Source records
=-=-=-=-=

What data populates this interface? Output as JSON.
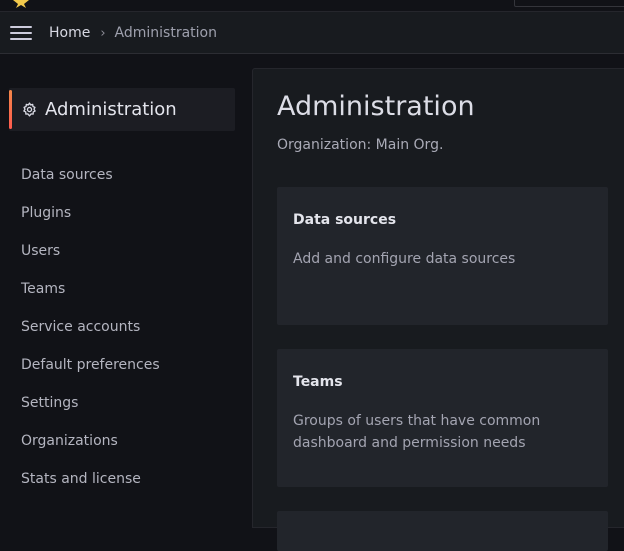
{
  "breadcrumb": {
    "home": "Home",
    "separator": "›",
    "current": "Administration"
  },
  "sidebar": {
    "section_title": "Administration",
    "section_icon": "gear-icon",
    "accent_colors": [
      "#f4874a",
      "#ff5b4e"
    ],
    "items": [
      {
        "label": "Data sources"
      },
      {
        "label": "Plugins"
      },
      {
        "label": "Users"
      },
      {
        "label": "Teams"
      },
      {
        "label": "Service accounts"
      },
      {
        "label": "Default preferences"
      },
      {
        "label": "Settings"
      },
      {
        "label": "Organizations"
      },
      {
        "label": "Stats and license"
      }
    ]
  },
  "main": {
    "title": "Administration",
    "subtitle": "Organization: Main Org.",
    "cards": [
      {
        "title": "Data sources",
        "description": "Add and configure data sources"
      },
      {
        "title": "Teams",
        "description": "Groups of users that have common dashboard and permission needs"
      }
    ]
  },
  "icons": {
    "menu": "hamburger-menu-icon",
    "star": "star-icon"
  }
}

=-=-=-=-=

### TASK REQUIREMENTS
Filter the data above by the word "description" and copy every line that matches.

### RESULT OF THE TASK
        "description": "Add and configure data sources"
        "description": "Groups of users that have common dashboard and permission needs"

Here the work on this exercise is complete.